There’s a female writer, producer, two exec producers and director working behind the series. Are you seeing more of that in drama or is it a rare experience?
It’s a rare experience still. I like to think we just had a great team. I don’t want to think that any special allowances were made because they were female. It was a different kind of experience. We had a different way of communicating. It was interesting. It had a different energy that was helpful, and that was a great combination with the male members of our crew and talent. We had some great masculine energy and some great feminine energy. It was a nice combination but it was really just a great team, more than anything.
The Good Fight, which More 4 viewers know you very well for, and Deadwater Fell are very different but both have timely messages and themes at their heart. You play very strong women in both. Is it important to make shows that say something about the world to you?
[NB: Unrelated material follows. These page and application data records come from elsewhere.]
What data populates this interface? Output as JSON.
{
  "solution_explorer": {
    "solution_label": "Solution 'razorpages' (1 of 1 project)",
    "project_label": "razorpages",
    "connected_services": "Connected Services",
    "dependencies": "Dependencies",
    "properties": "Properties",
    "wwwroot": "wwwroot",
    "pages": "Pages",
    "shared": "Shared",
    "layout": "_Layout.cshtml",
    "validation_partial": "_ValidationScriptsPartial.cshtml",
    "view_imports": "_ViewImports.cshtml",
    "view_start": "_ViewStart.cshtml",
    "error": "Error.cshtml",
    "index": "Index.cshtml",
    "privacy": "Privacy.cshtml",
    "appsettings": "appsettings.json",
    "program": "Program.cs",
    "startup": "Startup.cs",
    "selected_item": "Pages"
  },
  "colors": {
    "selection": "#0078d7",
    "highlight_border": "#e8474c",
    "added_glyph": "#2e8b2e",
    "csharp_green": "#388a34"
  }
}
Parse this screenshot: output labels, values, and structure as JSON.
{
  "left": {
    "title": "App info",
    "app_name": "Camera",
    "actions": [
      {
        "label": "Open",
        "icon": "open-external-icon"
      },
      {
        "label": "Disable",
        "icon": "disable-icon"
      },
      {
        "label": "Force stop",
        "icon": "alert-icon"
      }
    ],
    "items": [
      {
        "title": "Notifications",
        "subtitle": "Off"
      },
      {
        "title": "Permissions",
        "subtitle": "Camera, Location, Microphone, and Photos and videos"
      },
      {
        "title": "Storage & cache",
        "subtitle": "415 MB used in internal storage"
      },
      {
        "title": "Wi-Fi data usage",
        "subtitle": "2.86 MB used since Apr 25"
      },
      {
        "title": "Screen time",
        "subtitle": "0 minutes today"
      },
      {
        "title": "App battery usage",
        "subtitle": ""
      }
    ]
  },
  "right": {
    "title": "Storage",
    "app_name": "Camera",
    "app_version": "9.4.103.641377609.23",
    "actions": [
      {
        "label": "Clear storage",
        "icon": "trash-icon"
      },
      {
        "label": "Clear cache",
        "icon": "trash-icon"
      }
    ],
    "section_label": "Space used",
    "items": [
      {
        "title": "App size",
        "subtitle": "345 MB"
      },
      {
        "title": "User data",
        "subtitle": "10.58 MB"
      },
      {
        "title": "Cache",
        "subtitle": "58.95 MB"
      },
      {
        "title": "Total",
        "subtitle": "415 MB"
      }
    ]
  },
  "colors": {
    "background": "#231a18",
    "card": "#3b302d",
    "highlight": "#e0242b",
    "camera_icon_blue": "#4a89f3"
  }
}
Yeah. Every show has to say something about the world. Coronation Street says something about the world. But for me it's even more important for me to get inside a character that’s interesting and try to investigate why they tick the way they do, that's what excites me. Thinking about it I wouldn't want to generalise either the characters of Lucca or Jess by only
calling them 'strong', they are both complex, made up of thousands of little pieces that make a person. One of those pieces is strong. I like to play complexity.
What are the main differences working between the UK and the US?
Food! On the Good Fight, there’s one amazing woman who will make you cheese toasties and cappuccinos all day if you ask nicely. I'm so spoiled now. The main difference is that I’m a Brit working in the US. I’m welcomed with open arms there but ultimately I’m an outsider, culturally it’s not where I belong. It’s always nice to be a Brit working among Brits, I love it, it makes me proud. We have different senses of humour and a different approach to work, we have a lot of fun in a different kind of British-y way. Other than that good work is good work wherever you go.
You’re filming series four of The Good Fight now, and you’re playing Hamlet in 2020. Anything you’d like to share about either project?
Just so excited to be back and doing another season of The Good Fight. I work with a fantastic team of crew and actors, I just love them, I'm very lucky. We're just starting to shoot now though so I don't have anything to reveal yet! Hamlet, is something I've wanted to do for years but you really have to be ready- technically, emotionally, physically. I'm playing him as a HIM. We're going to be investigating what the 'New Man' is because that's who Shakespeare was writing about- the 'coming' generation, a man that nobody has seen in history before. I love The Young Vic Theatre and I love the director Greg Hersov so I just can't wait.
You’ve had an incredibly varied career playing some brilliant characters. Is there a particular role you’d love to play?
I always think it's very strange when people say that- isn't being varied what actors are supposed to be doing? I enjoy being paid to play other people that aren't me. No, I don't have a list because the parts seem to come and find me, I'm already very lucky to have played who I've played. The only thing I really have a secret hankering to play is a character that loves beating bad people up. Kicking doors in, shooting things, rolling over the top of cars, jumping off buildings, zipping my boots up, putting my lipstick on, shooting something again. Like a real Bad-Ass. Other than that I'm very happy with my lot so far.